Frustrated by the restraints of United States-led economic sanctions against the Soviet Union, Japanese businessmen are now bent on rapid restoration of normal trade relations with Moscow.
The biggest-ever business mission to the Soviet Union is scheduled to hold wide-ranging talks in Moscow Feb. 22 to 27.
The original initiative came from the Soviets who have been holding the Japanese solely responsible for ''destroying opportunities for expansion of trade and economic cooperation,'' to quote Foreign Trade Minister Nikolai Patolichev last year.
But the Soviet position was in full accord with the desires of many businessmen here who felt they were missing out on golden opportunities to make money at a time of economic recession. They thought these opportunities were being snatched away by the sanction-busting activities of American and European rivals.

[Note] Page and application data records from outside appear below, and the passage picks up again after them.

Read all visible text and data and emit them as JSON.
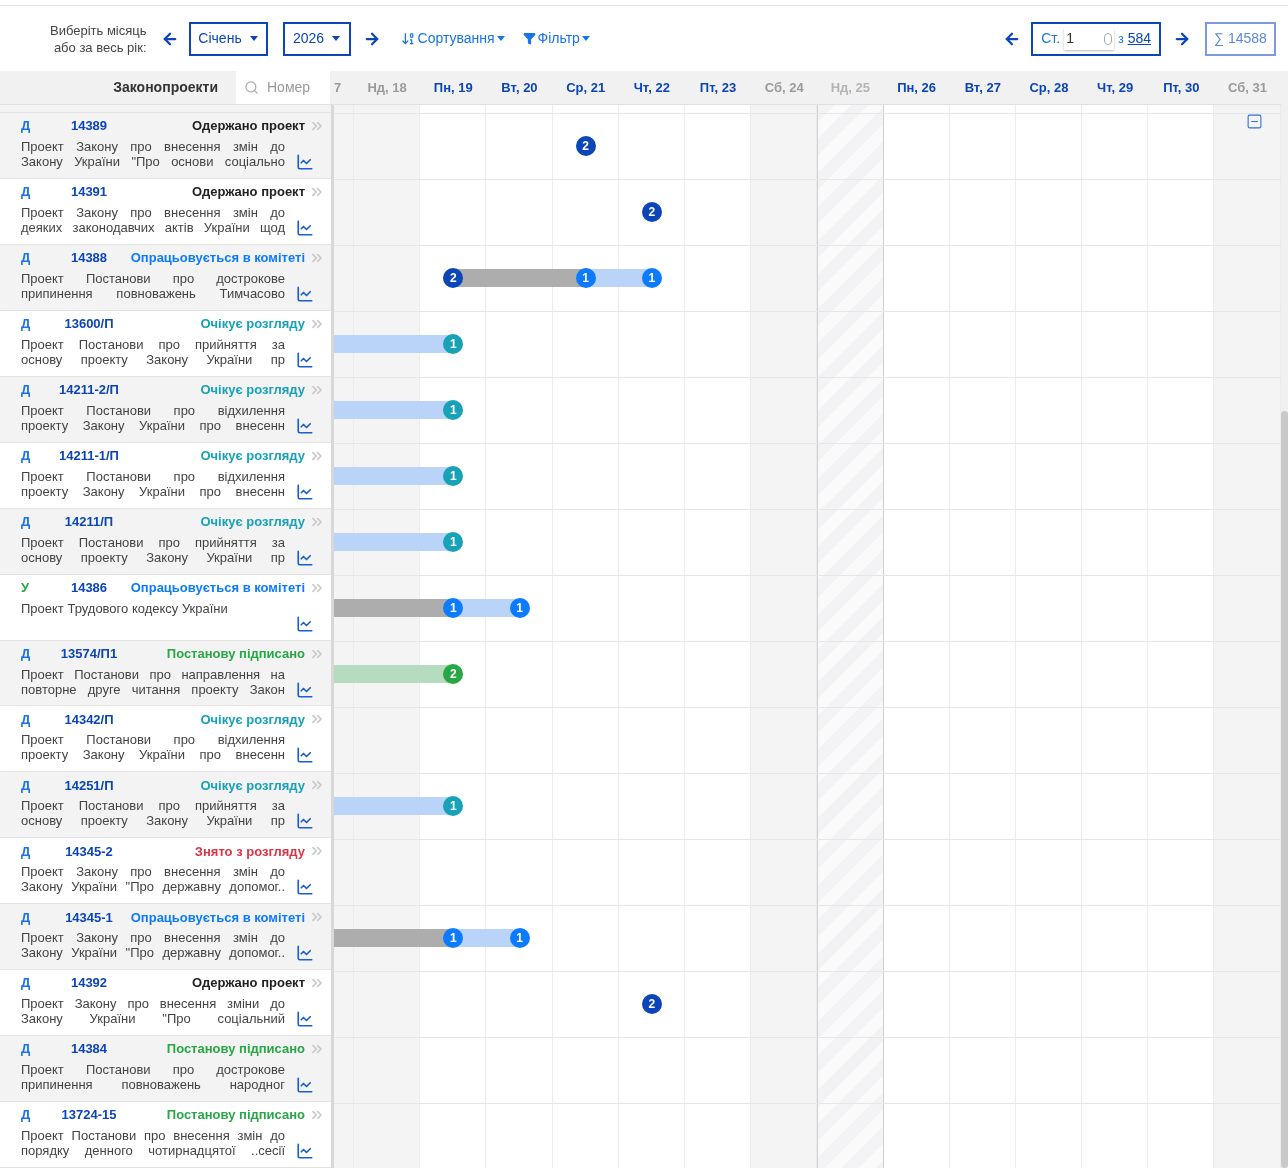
{
  "toolbar": {
    "period_label": [
      "Виберіть місяць",
      "або за весь рік:"
    ],
    "month": "Січень",
    "year": "2026",
    "sort": "Сортування",
    "filter": "Фільтр",
    "page_label": "Ст.",
    "page_value": "1",
    "page_of": "з",
    "page_total": "584",
    "total": "∑ 14588"
  },
  "list_header": {
    "title": "Законопроекти",
    "search_placeholder": "Номер"
  },
  "columns": [
    {
      "label": "7",
      "kind": "weekend"
    },
    {
      "label": "Нд, 18",
      "kind": "weekend"
    },
    {
      "label": "Пн, 19",
      "kind": "weekday"
    },
    {
      "label": "Вт, 20",
      "kind": "weekday"
    },
    {
      "label": "Ср, 21",
      "kind": "weekday"
    },
    {
      "label": "Чт, 22",
      "kind": "weekday"
    },
    {
      "label": "Пт, 23",
      "kind": "weekday"
    },
    {
      "label": "Сб, 24",
      "kind": "weekend"
    },
    {
      "label": "Нд, 25",
      "kind": "holiday"
    },
    {
      "label": "Пн, 26",
      "kind": "weekday"
    },
    {
      "label": "Вт, 27",
      "kind": "weekday"
    },
    {
      "label": "Ср, 28",
      "kind": "weekday"
    },
    {
      "label": "Чт, 29",
      "kind": "weekday"
    },
    {
      "label": "Пт, 30",
      "kind": "weekday"
    },
    {
      "label": "Сб, 31",
      "kind": "weekend"
    }
  ],
  "rows": [
    {
      "type": {
        "label": "Д",
        "color": "#1a73e8"
      },
      "number": "14389",
      "status": {
        "label": "Одержано проект",
        "color": "#222222"
      },
      "description": [
        "Проект Закону про внесення змін до",
        "Закону України \"Про основи соціально"
      ],
      "cells": [
        {},
        {},
        {},
        {},
        {
          "badge": {
            "label": "2",
            "color": "#0b45b8"
          }
        }
      ]
    },
    {
      "type": {
        "label": "Д",
        "color": "#1a73e8"
      },
      "number": "14391",
      "status": {
        "label": "Одержано проект",
        "color": "#222222"
      },
      "description": [
        "Проект Закону про внесення змін до",
        "деяких законодавчих актів України щод"
      ],
      "cells": [
        {},
        {},
        {},
        {},
        {},
        {
          "badge": {
            "label": "2",
            "color": "#0b45b8"
          }
        }
      ]
    },
    {
      "type": {
        "label": "Д",
        "color": "#1a73e8"
      },
      "number": "14388",
      "status": {
        "label": "Опрацьовується в комітеті",
        "color": "#0d7bff"
      },
      "description": [
        "Проект Постанови про дострокове",
        "припинення повноважень Тимчасово"
      ],
      "cells": [
        {},
        {},
        {
          "right": {
            "color": "#adadad"
          },
          "badge": {
            "label": "2",
            "color": "#0b45b8"
          }
        },
        {
          "left": {
            "color": "#adadad"
          },
          "right": {
            "color": "#adadad"
          }
        },
        {
          "left": {
            "color": "#adadad"
          },
          "right": {
            "color": "#bad3f8"
          },
          "badge": {
            "label": "1",
            "color": "#0d7bff"
          }
        },
        {
          "left": {
            "color": "#bad3f8"
          },
          "badge": {
            "label": "1",
            "color": "#0d7bff"
          }
        }
      ]
    },
    {
      "type": {
        "label": "Д",
        "color": "#1a73e8"
      },
      "number": "13600/П",
      "status": {
        "label": "Очікує розгляду",
        "color": "#17a2b8"
      },
      "description": [
        "Проект Постанови про прийняття за",
        "основу проекту Закону України пр"
      ],
      "cells": [
        {
          "left": {
            "color": "#bad3f8"
          },
          "right": {
            "color": "#bad3f8"
          }
        },
        {
          "left": {
            "color": "#bad3f8"
          },
          "right": {
            "color": "#bad3f8"
          }
        },
        {
          "left": {
            "color": "#bad3f8"
          },
          "badge": {
            "label": "1",
            "color": "#17a2b8"
          }
        }
      ]
    },
    {
      "type": {
        "label": "Д",
        "color": "#1a73e8"
      },
      "number": "14211-2/П",
      "status": {
        "label": "Очікує розгляду",
        "color": "#17a2b8"
      },
      "description": [
        "Проект Постанови про відхилення",
        "проекту Закону України про внесенн"
      ],
      "cells": [
        {
          "left": {
            "color": "#bad3f8"
          },
          "right": {
            "color": "#bad3f8"
          }
        },
        {
          "left": {
            "color": "#bad3f8"
          },
          "right": {
            "color": "#bad3f8"
          }
        },
        {
          "left": {
            "color": "#bad3f8"
          },
          "badge": {
            "label": "1",
            "color": "#17a2b8"
          }
        }
      ]
    },
    {
      "type": {
        "label": "Д",
        "color": "#1a73e8"
      },
      "number": "14211-1/П",
      "status": {
        "label": "Очікує розгляду",
        "color": "#17a2b8"
      },
      "description": [
        "Проект Постанови про відхилення",
        "проекту Закону України про внесенн"
      ],
      "cells": [
        {
          "left": {
            "color": "#bad3f8"
          },
          "right": {
            "color": "#bad3f8"
          }
        },
        {
          "left": {
            "color": "#bad3f8"
          },
          "right": {
            "color": "#bad3f8"
          }
        },
        {
          "left": {
            "color": "#bad3f8"
          },
          "badge": {
            "label": "1",
            "color": "#17a2b8"
          }
        }
      ]
    },
    {
      "type": {
        "label": "Д",
        "color": "#1a73e8"
      },
      "number": "14211/П",
      "status": {
        "label": "Очікує розгляду",
        "color": "#17a2b8"
      },
      "description": [
        "Проект Постанови про прийняття за",
        "основу проекту Закону України пр"
      ],
      "cells": [
        {
          "left": {
            "color": "#bad3f8"
          },
          "right": {
            "color": "#bad3f8"
          }
        },
        {
          "left": {
            "color": "#bad3f8"
          },
          "right": {
            "color": "#bad3f8"
          }
        },
        {
          "left": {
            "color": "#bad3f8"
          },
          "badge": {
            "label": "1",
            "color": "#17a2b8"
          }
        }
      ]
    },
    {
      "type": {
        "label": "У",
        "color": "#28a745"
      },
      "number": "14386",
      "status": {
        "label": "Опрацьовується в комітеті",
        "color": "#0d7bff"
      },
      "description": [
        "Проект Трудового кодексу України"
      ],
      "cells": [
        {
          "left": {
            "color": "#adadad"
          },
          "right": {
            "color": "#adadad"
          }
        },
        {
          "left": {
            "color": "#adadad"
          },
          "right": {
            "color": "#adadad"
          }
        },
        {
          "left": {
            "color": "#adadad"
          },
          "right": {
            "color": "#bad3f8"
          },
          "badge": {
            "label": "1",
            "color": "#0d7bff"
          }
        },
        {
          "left": {
            "color": "#bad3f8"
          },
          "badge": {
            "label": "1",
            "color": "#0d7bff"
          }
        }
      ]
    },
    {
      "type": {
        "label": "Д",
        "color": "#1a73e8"
      },
      "number": "13574/П1",
      "status": {
        "label": "Постанову підписано",
        "color": "#28a745"
      },
      "description": [
        "Проект Постанови про направлення на",
        "повторне друге читання проекту Закон"
      ],
      "cells": [
        {
          "left": {
            "color": "#b6dcbf"
          },
          "right": {
            "color": "#b6dcbf"
          }
        },
        {
          "left": {
            "color": "#b6dcbf"
          },
          "right": {
            "color": "#b6dcbf"
          }
        },
        {
          "left": {
            "color": "#b6dcbf"
          },
          "badge": {
            "label": "2",
            "color": "#28a745"
          }
        }
      ]
    },
    {
      "type": {
        "label": "Д",
        "color": "#1a73e8"
      },
      "number": "14342/П",
      "status": {
        "label": "Очікує розгляду",
        "color": "#17a2b8"
      },
      "description": [
        "Проект Постанови про відхилення",
        "проекту Закону України про внесенн"
      ]
    },
    {
      "type": {
        "label": "Д",
        "color": "#1a73e8"
      },
      "number": "14251/П",
      "status": {
        "label": "Очікує розгляду",
        "color": "#17a2b8"
      },
      "description": [
        "Проект Постанови про прийняття за",
        "основу проекту Закону України пр"
      ],
      "cells": [
        {
          "left": {
            "color": "#bad3f8"
          },
          "right": {
            "color": "#bad3f8"
          }
        },
        {
          "left": {
            "color": "#bad3f8"
          },
          "right": {
            "color": "#bad3f8"
          }
        },
        {
          "left": {
            "color": "#bad3f8"
          },
          "badge": {
            "label": "1",
            "color": "#17a2b8"
          }
        }
      ]
    },
    {
      "type": {
        "label": "Д",
        "color": "#1a73e8"
      },
      "number": "14345-2",
      "status": {
        "label": "Знято з розгляду",
        "color": "#dc3545"
      },
      "description": [
        "Проект Закону про внесення змін до",
        "Закону України \"Про державну допомог.."
      ]
    },
    {
      "type": {
        "label": "Д",
        "color": "#1a73e8"
      },
      "number": "14345-1",
      "status": {
        "label": "Опрацьовується в комітеті",
        "color": "#0d7bff"
      },
      "description": [
        "Проект Закону про внесення змін до",
        "Закону України \"Про державну допомог.."
      ],
      "cells": [
        {
          "left": {
            "color": "#adadad"
          },
          "right": {
            "color": "#adadad"
          }
        },
        {
          "left": {
            "color": "#adadad"
          },
          "right": {
            "color": "#adadad"
          }
        },
        {
          "left": {
            "color": "#adadad"
          },
          "right": {
            "color": "#bad3f8"
          },
          "badge": {
            "label": "1",
            "color": "#0d7bff"
          }
        },
        {
          "left": {
            "color": "#bad3f8"
          },
          "badge": {
            "label": "1",
            "color": "#0d7bff"
          }
        }
      ]
    },
    {
      "type": {
        "label": "Д",
        "color": "#1a73e8"
      },
      "number": "14392",
      "status": {
        "label": "Одержано проект",
        "color": "#222222"
      },
      "description": [
        "Проект Закону про внесення зміни до",
        "Закону України \"Про соціальний"
      ],
      "cells": [
        {},
        {},
        {},
        {},
        {},
        {
          "badge": {
            "label": "2",
            "color": "#0b45b8"
          }
        }
      ]
    },
    {
      "type": {
        "label": "Д",
        "color": "#1a73e8"
      },
      "number": "14384",
      "status": {
        "label": "Постанову підписано",
        "color": "#28a745"
      },
      "description": [
        "Проект Постанови про дострокове",
        "припинення повноважень народног"
      ]
    },
    {
      "type": {
        "label": "Д",
        "color": "#1a73e8"
      },
      "number": "13724-15",
      "status": {
        "label": "Постанову підписано",
        "color": "#28a745"
      },
      "description": [
        "Проект Постанови про внесення змін до",
        "порядку денного чотирнадцятої ..сесії"
      ]
    }
  ]
}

The business mission to Moscow is being led by Shigeo Nagano, president of the Japan Chamber of Commerce and also co-Chairman of the Japan-Soviet economic committee. This latter body has not met since 1979, shortly before the Soviet invasion of Afghanistan which led to the imposition of economic sanctions by the US and some of its allies.
Mr. Nagano previously had played a leading role in promoting Japanese cooperation in Soviet development of coal, gas, forestry products and other natural resources in Siberia and the Sakhalin continental shelf off northern Japan. Under strong American pressure, this cooperation was suspended, especially as some of the Japanese equipment for the oil and gas projects involved US-developed technology.
By the middle of last year, however, there were strong signs that both government and business were champing at the restraints. According to Nagano: ''The United States decided on the sanctions and in spite of the difficulties of our situation, the Japanese people agreed with this . . . which was as it should be.
''But the striking thing - if you look at the trade figures - is that whereas Japan topped the list for trade with the Soviet Union before the introduction of sanctions, it has since dropped back to fifth place behind West Germany, Finland , France and Italy.
''We took the situation seriously and cut off not only official credits but even the missions we had been sending annually to the Soviet Union till then . . . Whereas, the Europeans went ahead promoting trade with the Soviets . . . .
''Then, last November, the United States sent a 250-man business mission to Moscow - including five congressmen. Little wonder I've had Japanese businessmen knocking on my door urging us to get a mission together.''
Japan-Soviet trade has continued to grow since 1979 despite sanctions, but the business community says the rate of expansion was much less than it should have been. Two-way trade in fiscal 1981 was less than $6 billion, half the level of Japanese trade with China.
With the trade mission, the Soviets reportedly hope to win wider Japanese cooperation in Siberian development, which can be incorporated into their 12th five-year plan beginning 1986.
Mr. Nagano downplays this hope. ''Our aim is to discuss ordinary trade and existing economic relations with the Soviets . . . that is, projects already underway.''
The business mission goes to Moscow at a time when political relations between the two countries have worsened, mainly through the new Japanese government's closer defense cooperation with the United States and a Soviet retaliatory threat to site SS-20 medium-range missiles in Siberia targeted on Japanese cities.
The Tokyo government is not discouraging the business initiative. But Foreign Minister Shintaro Abe told Soviet Ambassador Valadimir Pavov recently ''economic relations alone cannot promote bilateral ties as a whole.''
This required settlement of the territorial issue (Japanese northern islands in Soviet hands since 1945) and conclusion of a peace and friendship treaty, he added.